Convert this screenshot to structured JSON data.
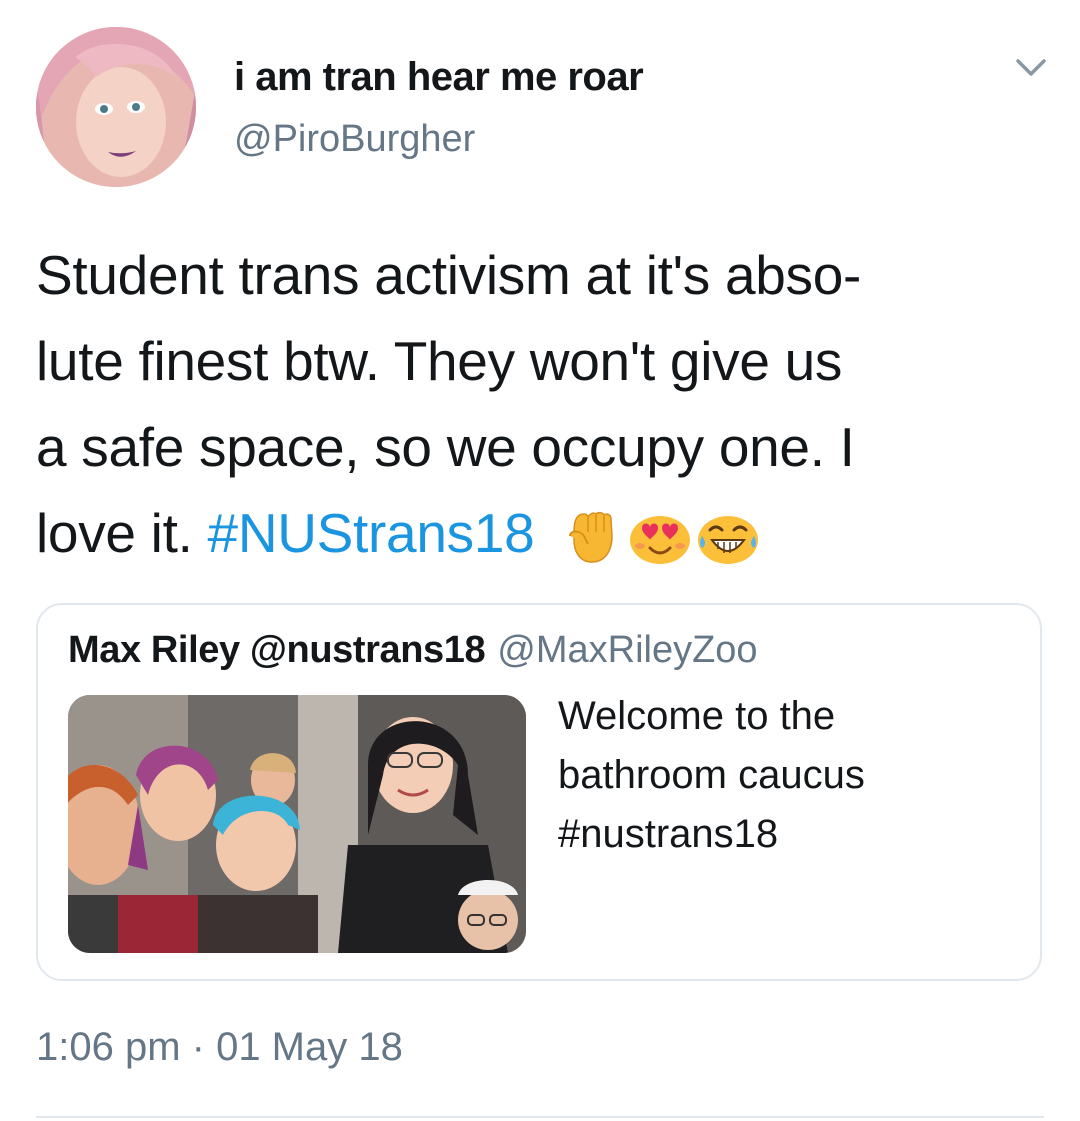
{
  "author": {
    "display_name": "i am tran hear me roar",
    "handle": "@PiroBurgher"
  },
  "tweet": {
    "lines": [
      "Student trans activism at it's abso-",
      "lute finest btw. They won't give us",
      "a safe space, so we occupy one. I"
    ],
    "last_line_text": "love it. ",
    "hashtag": "#NUStrans18",
    "emojis": [
      "raised-fist-emoji",
      "heart-eyes-emoji",
      "tears-of-joy-emoji"
    ]
  },
  "quoted_tweet": {
    "name": "Max Riley @nustrans18",
    "handle": "@MaxRileyZoo",
    "text_lines": [
      "Welcome to the",
      "bathroom caucus",
      "#nustrans18"
    ]
  },
  "timestamp": "1:06 pm · 01 May 18",
  "colors": {
    "hashtag": "#1b95e0",
    "secondary_text": "#657786",
    "border": "#e1e8ed"
  }
}
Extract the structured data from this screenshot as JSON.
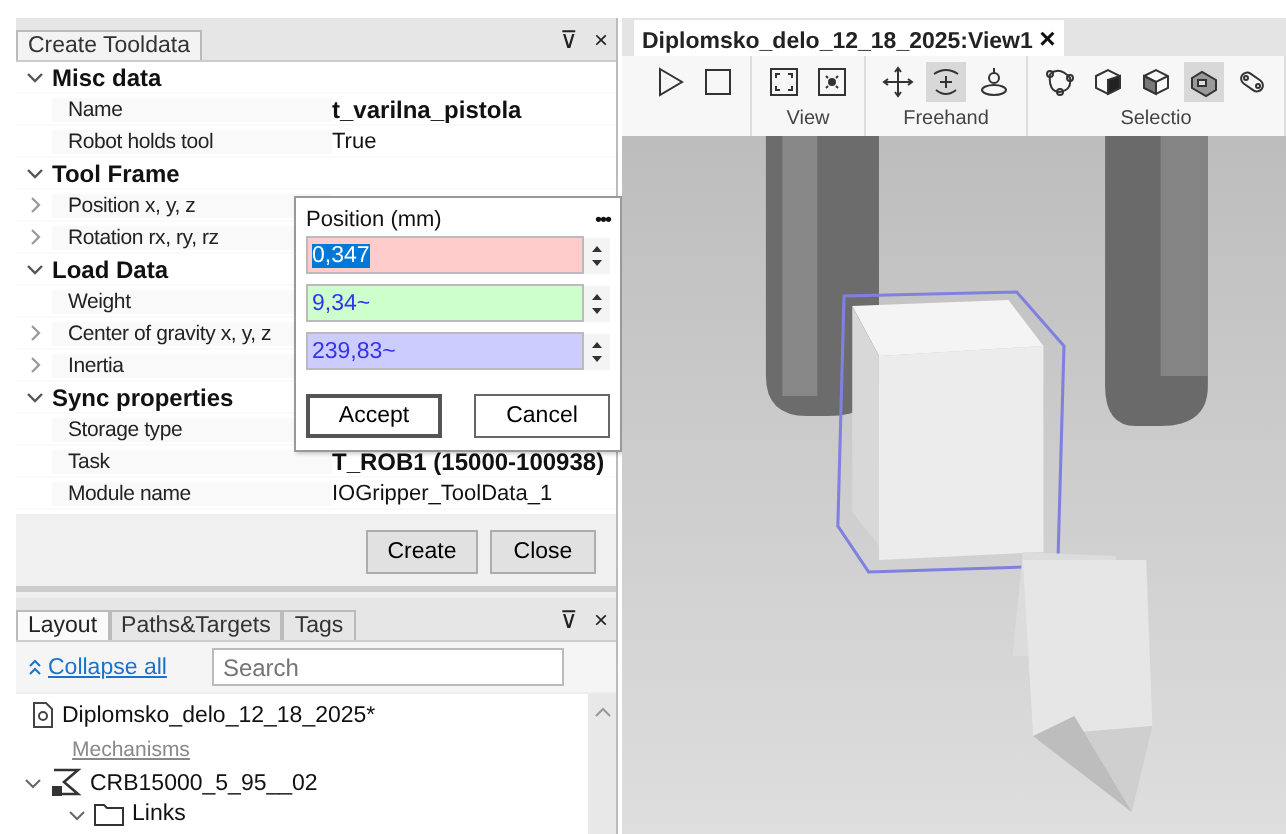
{
  "tool_panel": {
    "title": "Create Tooldata",
    "pin": "⊽",
    "close": "×",
    "groups": [
      {
        "label": "Misc data",
        "expanded": true,
        "items": [
          {
            "label": "Name",
            "value": "t_varilna_pistola",
            "bold": true,
            "expandable": false
          },
          {
            "label": "Robot holds tool",
            "value": "True",
            "bold": false,
            "expandable": false
          }
        ]
      },
      {
        "label": "Tool Frame",
        "expanded": true,
        "items": [
          {
            "label": "Position x, y, z",
            "expandable": true
          },
          {
            "label": "Rotation rx, ry, rz",
            "expandable": true
          }
        ]
      },
      {
        "label": "Load Data",
        "expanded": true,
        "items": [
          {
            "label": "Weight",
            "expandable": false
          },
          {
            "label": "Center of gravity x, y, z",
            "expandable": true
          },
          {
            "label": "Inertia",
            "expandable": true
          }
        ]
      },
      {
        "label": "Sync properties",
        "expanded": true,
        "items": [
          {
            "label": "Storage type",
            "expandable": false
          },
          {
            "label": "Task",
            "value": "T_ROB1 (15000-100938)",
            "bold": true,
            "expandable": false
          },
          {
            "label": "Module name",
            "value": "IOGripper_ToolData_1",
            "bold": false,
            "expandable": false
          }
        ]
      }
    ],
    "buttons": [
      "Create",
      "Close"
    ]
  },
  "popup": {
    "title": "Position (mm)",
    "menu": "•••",
    "fields": [
      {
        "value": "0,347",
        "color": "#ffcccc",
        "selected": true
      },
      {
        "value": "9,34~",
        "color": "#ccffcc",
        "selected": false
      },
      {
        "value": "239,83~",
        "color": "#ccccff",
        "selected": false
      }
    ],
    "buttons": [
      {
        "label": "Accept",
        "default": true
      },
      {
        "label": "Cancel",
        "default": false
      }
    ]
  },
  "layout_panel": {
    "tabs": [
      {
        "label": "Layout",
        "selected": true
      },
      {
        "label": "Paths&Targets",
        "selected": false
      },
      {
        "label": "Tags",
        "selected": false
      }
    ],
    "pin": "⊽",
    "close": "×",
    "collapse_link": "Collapse all",
    "search": {
      "placeholder": "Search"
    },
    "tree": [
      {
        "label": "Diplomsko_delo_12_18_2025*",
        "kind": "station"
      },
      {
        "label": "Mechanisms",
        "kind": "category"
      },
      {
        "label": "CRB15000_5_95__02",
        "kind": "robot",
        "expanded": true,
        "children": [
          {
            "label": "Links",
            "kind": "folder",
            "expanded": true
          }
        ]
      }
    ]
  },
  "view": {
    "tab": {
      "label": "Diplomsko_delo_12_18_2025:View1",
      "close": "×"
    },
    "toolbar": [
      {
        "tools": [
          {
            "kind": "play",
            "selected": false
          },
          {
            "kind": "stop",
            "selected": false
          }
        ]
      },
      {
        "label": "View",
        "tools": [
          {
            "kind": "frame",
            "selected": false
          },
          {
            "kind": "center",
            "selected": false
          }
        ]
      },
      {
        "label": "Freehand",
        "tools": [
          {
            "kind": "move",
            "selected": false
          },
          {
            "kind": "rotate",
            "selected": true
          },
          {
            "kind": "jog",
            "selected": false
          }
        ]
      },
      {
        "label": "Selectio",
        "tools": [
          {
            "kind": "curve",
            "selected": false
          },
          {
            "kind": "solid",
            "selected": false
          },
          {
            "kind": "cube",
            "selected": false
          },
          {
            "kind": "part",
            "selected": true
          },
          {
            "kind": "link",
            "selected": false
          }
        ]
      }
    ]
  }
}
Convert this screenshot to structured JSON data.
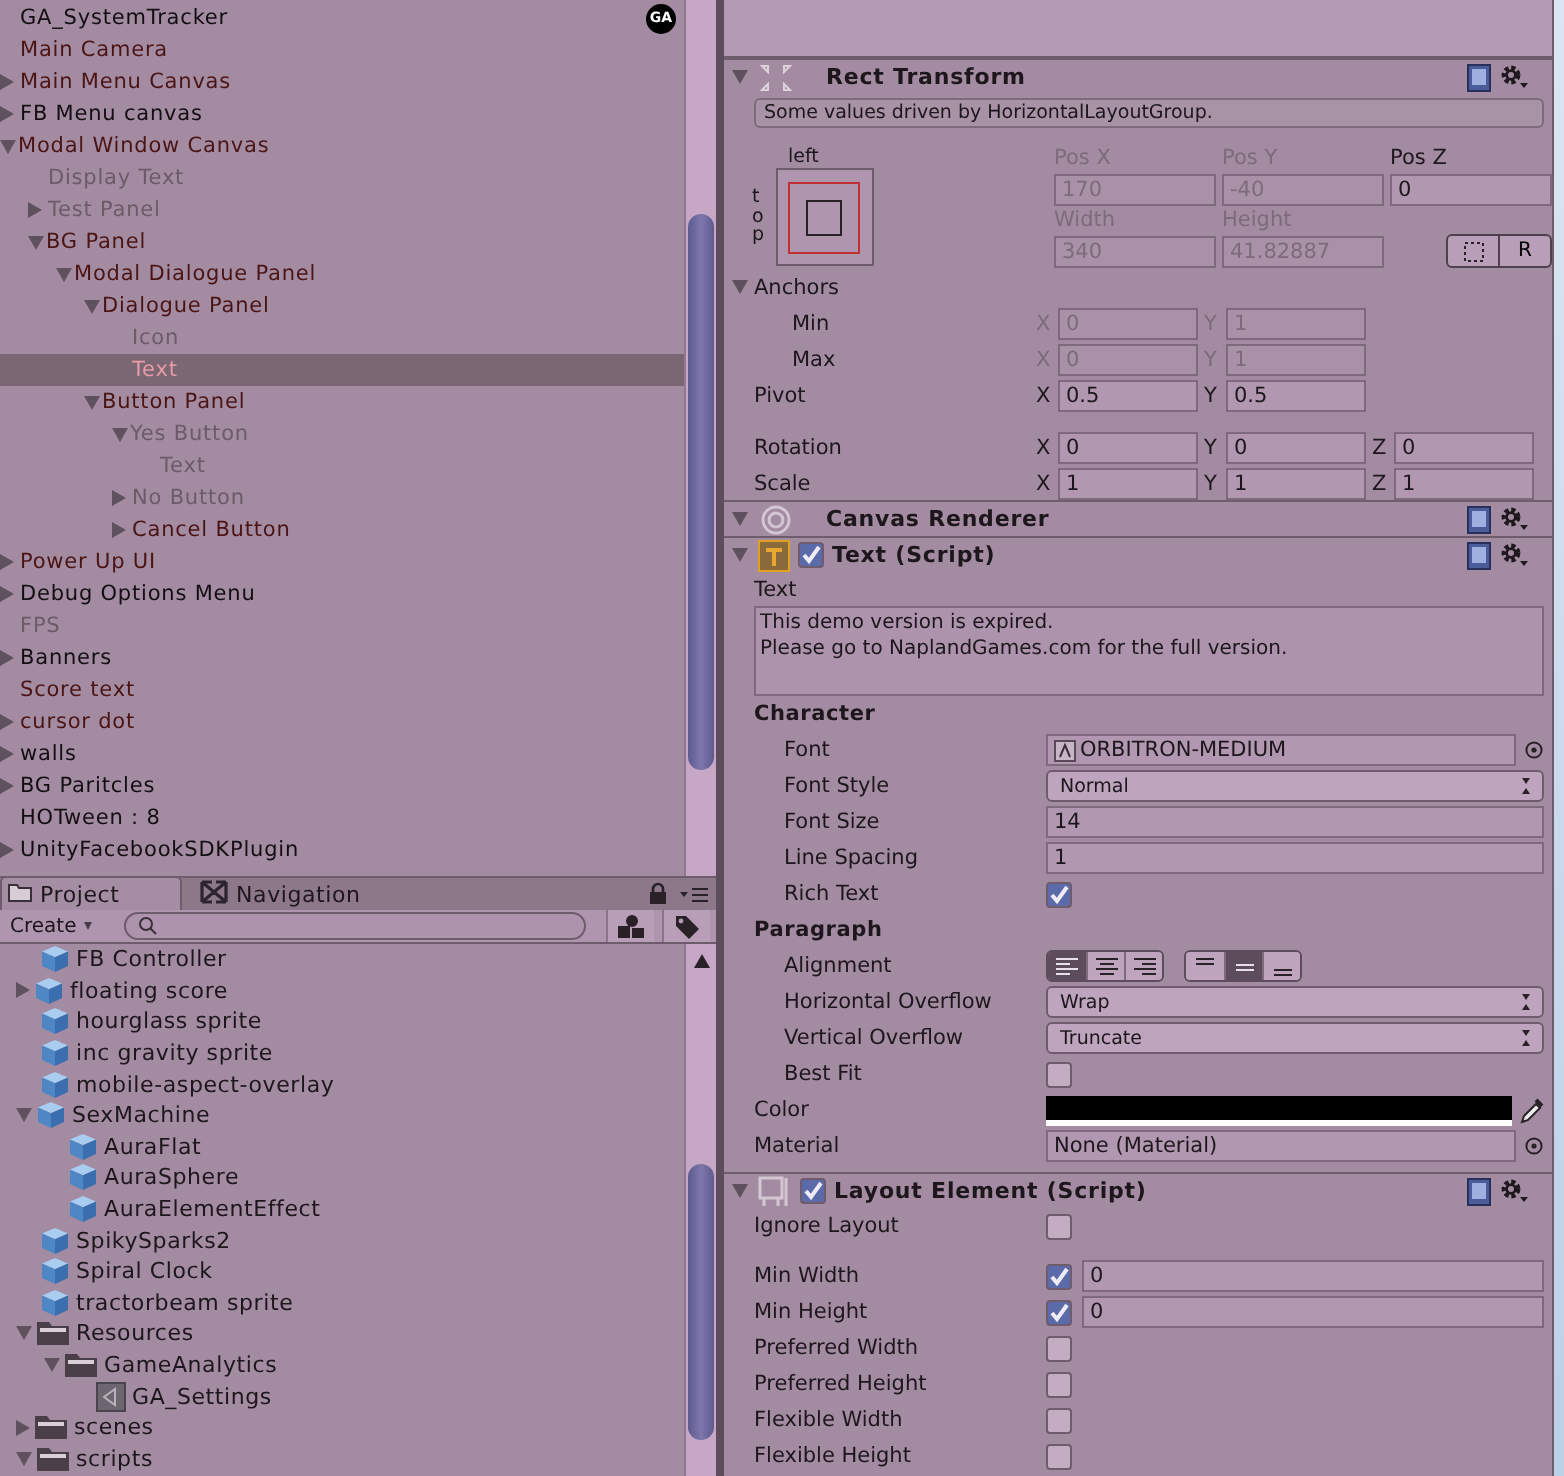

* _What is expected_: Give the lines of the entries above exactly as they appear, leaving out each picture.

* _Result of the exercise_:
Convert this screenshot to structured JSON data.
{
  "author": {
    "display_name": "i am tran hear me roar",
    "handle": "@PiroBurgher"
  },
  "tweet": {
    "lines": [
      "Student trans activism at it's abso-",
      "lute finest btw. They won't give us",
      "a safe space, so we occupy one. I"
    ],
    "last_line_text": "love it. ",
    "hashtag": "#NUStrans18",
    "emojis": [
      "raised-fist-emoji",
      "heart-eyes-emoji",
      "tears-of-joy-emoji"
    ]
  },
  "quoted_tweet": {
    "name": "Max Riley @nustrans18",
    "handle": "@MaxRileyZoo",
    "text_lines": [
      "Welcome to the",
      "bathroom caucus",
      "#nustrans18"
    ]
  },
  "timestamp": "1:06 pm · 01 May 18",
  "colors": {
    "hashtag": "#1b95e0",
    "secondary_text": "#657786",
    "border": "#e1e8ed"
  }
}
Extract the structured data from this screenshot as JSON.
{
  "tool_panel": {
    "title": "Create Tooldata",
    "pin": "⊽",
    "close": "×",
    "groups": [
      {
        "label": "Misc data",
        "expanded": true,
        "items": [
          {
            "label": "Name",
            "value": "t_varilna_pistola",
            "bold": true,
            "expandable": false
          },
          {
            "label": "Robot holds tool",
            "value": "True",
            "bold": false,
            "expandable": false
          }
        ]
      },
      {
        "label": "Tool Frame",
        "expanded": true,
        "items": [
          {
            "label": "Position x, y, z",
            "expandable": true
          },
          {
            "label": "Rotation rx, ry, rz",
            "expandable": true
          }
        ]
      },
      {
        "label": "Load Data",
        "expanded": true,
        "items": [
          {
            "label": "Weight",
            "expandable": false
          },
          {
            "label": "Center of gravity x, y, z",
            "expandable": true
          },
          {
            "label": "Inertia",
            "expandable": true
          }
        ]
      },
      {
        "label": "Sync properties",
        "expanded": true,
        "items": [
          {
            "label": "Storage type",
            "expandable": false
          },
          {
            "label": "Task",
            "value": "T_ROB1 (15000-100938)",
            "bold": true,
            "expandable": false
          },
          {
            "label": "Module name",
            "value": "IOGripper_ToolData_1",
            "bold": false,
            "expandable": false
          }
        ]
      }
    ],
    "buttons": [
      "Create",
      "Close"
    ]
  },
  "popup": {
    "title": "Position (mm)",
    "menu": "•••",
    "fields": [
      {
        "value": "0,347",
        "color": "#ffcccc",
        "selected": true
      },
      {
        "value": "9,34~",
        "color": "#ccffcc",
        "selected": false
      },
      {
        "value": "239,83~",
        "color": "#ccccff",
        "selected": false
      }
    ],
    "buttons": [
      {
        "label": "Accept",
        "default": true
      },
      {
        "label": "Cancel",
        "default": false
      }
    ]
  },
  "layout_panel": {
    "tabs": [
      {
        "label": "Layout",
        "selected": true
      },
      {
        "label": "Paths&Targets",
        "selected": false
      },
      {
        "label": "Tags",
        "selected": false
      }
    ],
    "pin": "⊽",
    "close": "×",
    "collapse_link": "Collapse all",
    "search": {
      "placeholder": "Search"
    },
    "tree": [
      {
        "label": "Diplomsko_delo_12_18_2025*",
        "kind": "station"
      },
      {
        "label": "Mechanisms",
        "kind": "category"
      },
      {
        "label": "CRB15000_5_95__02",
        "kind": "robot",
        "expanded": true,
        "children": [
          {
            "label": "Links",
            "kind": "folder",
            "expanded": true
          }
        ]
      }
    ]
  },
  "view": {
    "tab": {
      "label": "Diplomsko_delo_12_18_2025:View1",
      "close": "×"
    },
    "toolbar": [
      {
        "tools": [
          {
            "kind": "play",
            "selected": false
          },
          {
            "kind": "stop",
            "selected": false
          }
        ]
      },
      {
        "label": "View",
        "tools": [
          {
            "kind": "frame",
            "selected": false
          },
          {
            "kind": "center",
            "selected": false
          }
        ]
      },
      {
        "label": "Freehand",
        "tools": [
          {
            "kind": "move",
            "selected": false
          },
          {
            "kind": "rotate",
            "selected": true
          },
          {
            "kind": "jog",
            "selected": false
          }
        ]
      },
      {
        "label": "Selectio",
        "tools": [
          {
            "kind": "curve",
            "selected": false
          },
          {
            "kind": "solid",
            "selected": false
          },
          {
            "kind": "cube",
            "selected": false
          },
          {
            "kind": "part",
            "selected": true
          },
          {
            "kind": "link",
            "selected": false
          }
        ]
      }
    ]
  }
}
Convert this screenshot to structured JSON data.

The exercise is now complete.